Copy out the entries exactly, and wherever a picture appears, leave it out.
——————————
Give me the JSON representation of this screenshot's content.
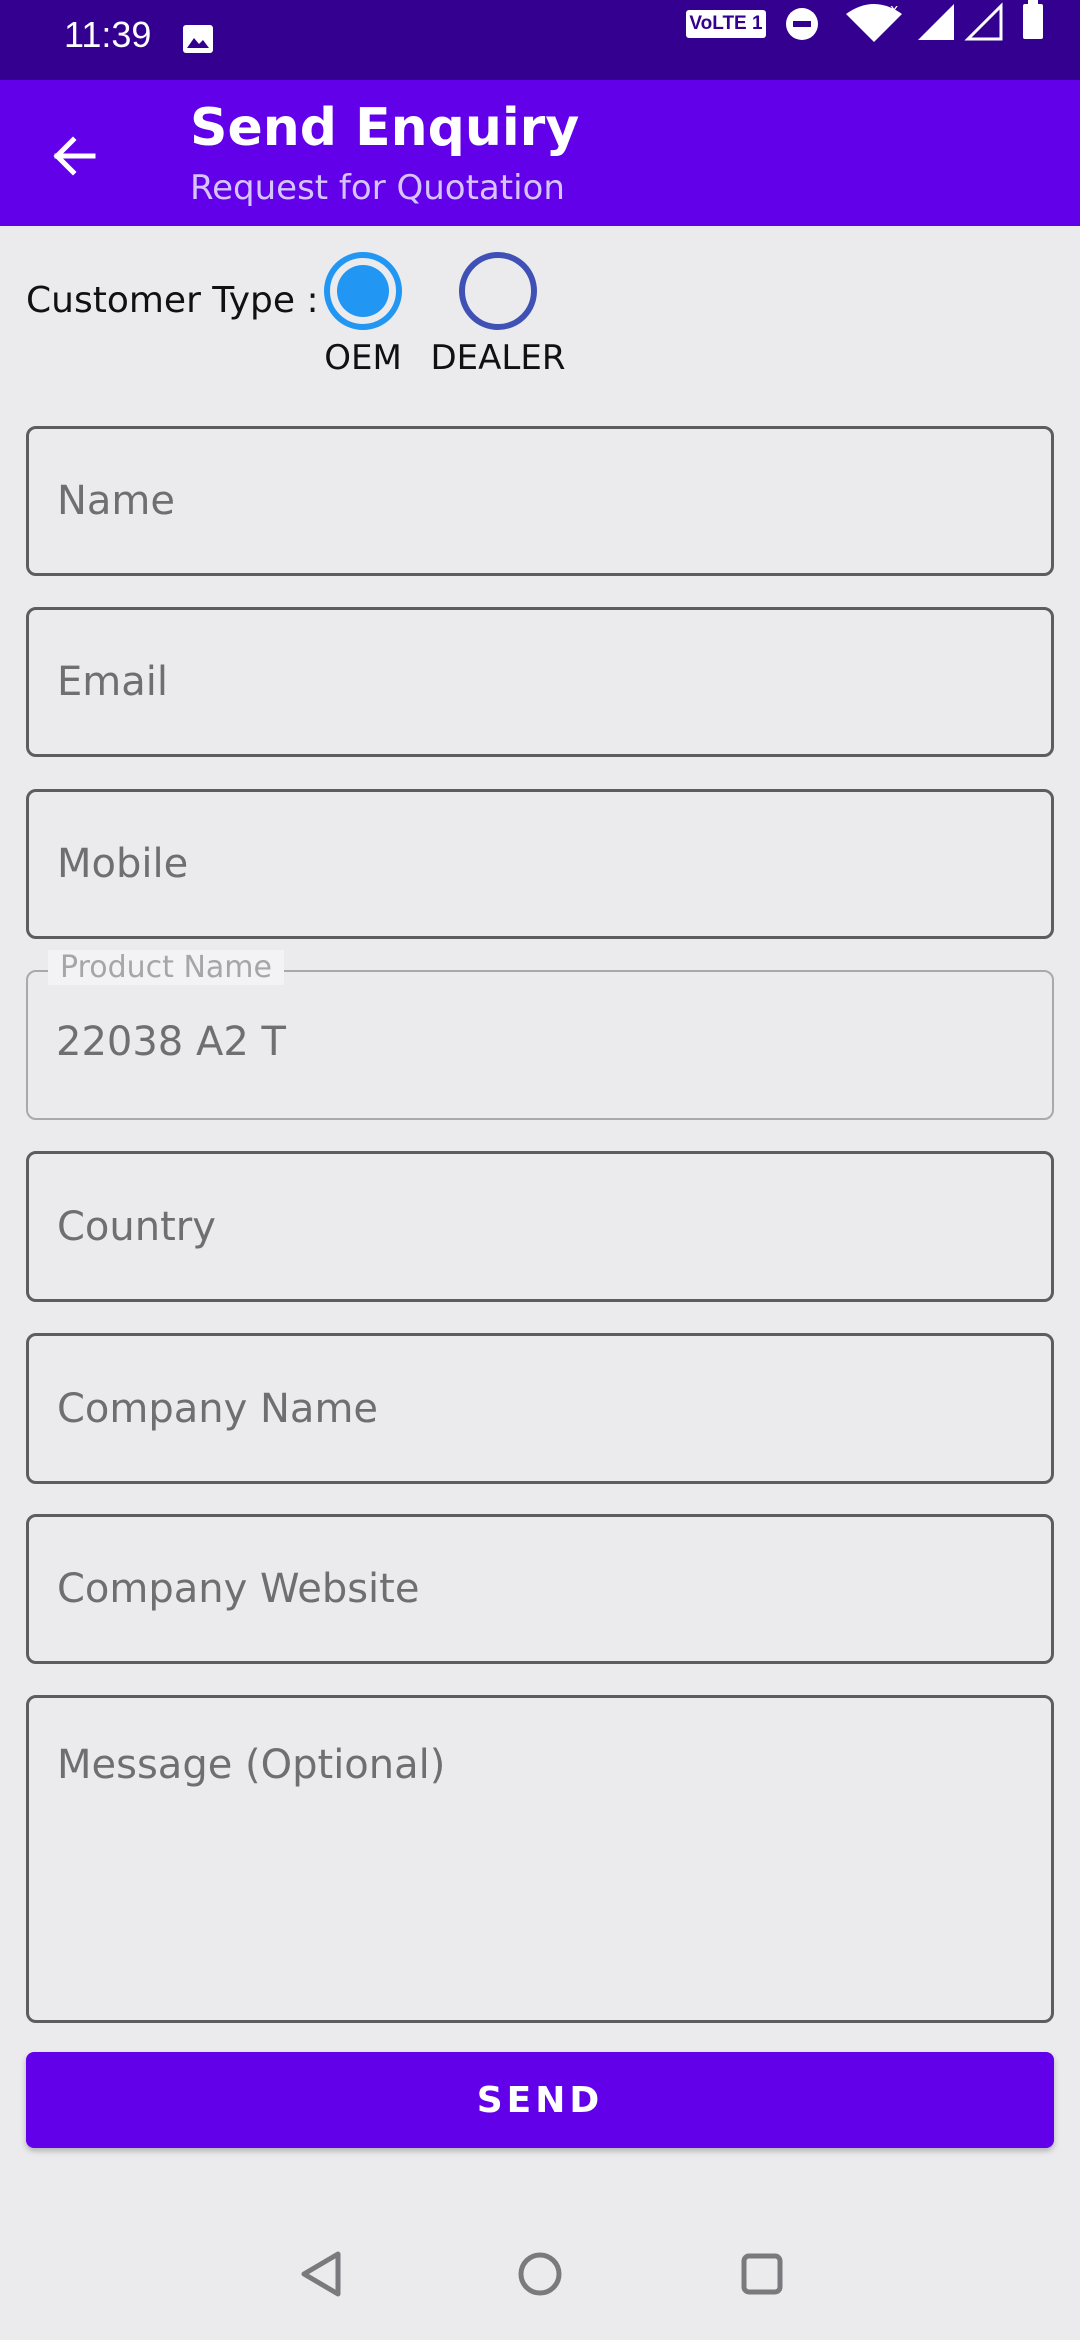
{
  "status": {
    "time": "11:39",
    "volte": "VoLTE 1"
  },
  "appbar": {
    "title": "Send Enquiry",
    "subtitle": "Request for Quotation"
  },
  "customer_type": {
    "label": "Customer Type :",
    "options": [
      {
        "label": "OEM",
        "checked": true
      },
      {
        "label": "DEALER",
        "checked": false
      }
    ]
  },
  "form": {
    "name_placeholder": "Name",
    "email_placeholder": "Email",
    "mobile_placeholder": "Mobile",
    "product_label": "Product Name",
    "product_value": "22038 A2 T",
    "country_placeholder": "Country",
    "company_name_placeholder": "Company Name",
    "company_website_placeholder": "Company Website",
    "message_placeholder": "Message (Optional)"
  },
  "send_label": "SEND",
  "colors": {
    "status_bar": "#34008F",
    "app_bar": "#6200EA",
    "radio_checked": "#2196F3",
    "radio_unchecked": "#3F51B5",
    "background": "#EBEBEE"
  },
  "icons": {
    "back": "arrow-left-icon",
    "status": [
      "image-icon",
      "do-not-disturb-icon",
      "wifi-icon",
      "signal-icon",
      "signal-empty-icon",
      "battery-icon"
    ],
    "nav": [
      "back-triangle-icon",
      "home-circle-icon",
      "recents-square-icon"
    ]
  }
}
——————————
Reply ▸
Give me the JSON representation of this screenshot's content.
{
  "status": {
    "time": "11:39",
    "volte": "VoLTE 1"
  },
  "appbar": {
    "title": "Send Enquiry",
    "subtitle": "Request for Quotation"
  },
  "customer_type": {
    "label": "Customer Type :",
    "options": [
      {
        "label": "OEM",
        "checked": true
      },
      {
        "label": "DEALER",
        "checked": false
      }
    ]
  },
  "form": {
    "name_placeholder": "Name",
    "email_placeholder": "Email",
    "mobile_placeholder": "Mobile",
    "product_label": "Product Name",
    "product_value": "22038 A2 T",
    "country_placeholder": "Country",
    "company_name_placeholder": "Company Name",
    "company_website_placeholder": "Company Website",
    "message_placeholder": "Message (Optional)"
  },
  "send_label": "SEND",
  "colors": {
    "status_bar": "#34008F",
    "app_bar": "#6200EA",
    "radio_checked": "#2196F3",
    "radio_unchecked": "#3F51B5",
    "background": "#EBEBEE"
  },
  "icons": {
    "back": "arrow-left-icon",
    "status": [
      "image-icon",
      "do-not-disturb-icon",
      "wifi-icon",
      "signal-icon",
      "signal-empty-icon",
      "battery-icon"
    ],
    "nav": [
      "back-triangle-icon",
      "home-circle-icon",
      "recents-square-icon"
    ]
  }
}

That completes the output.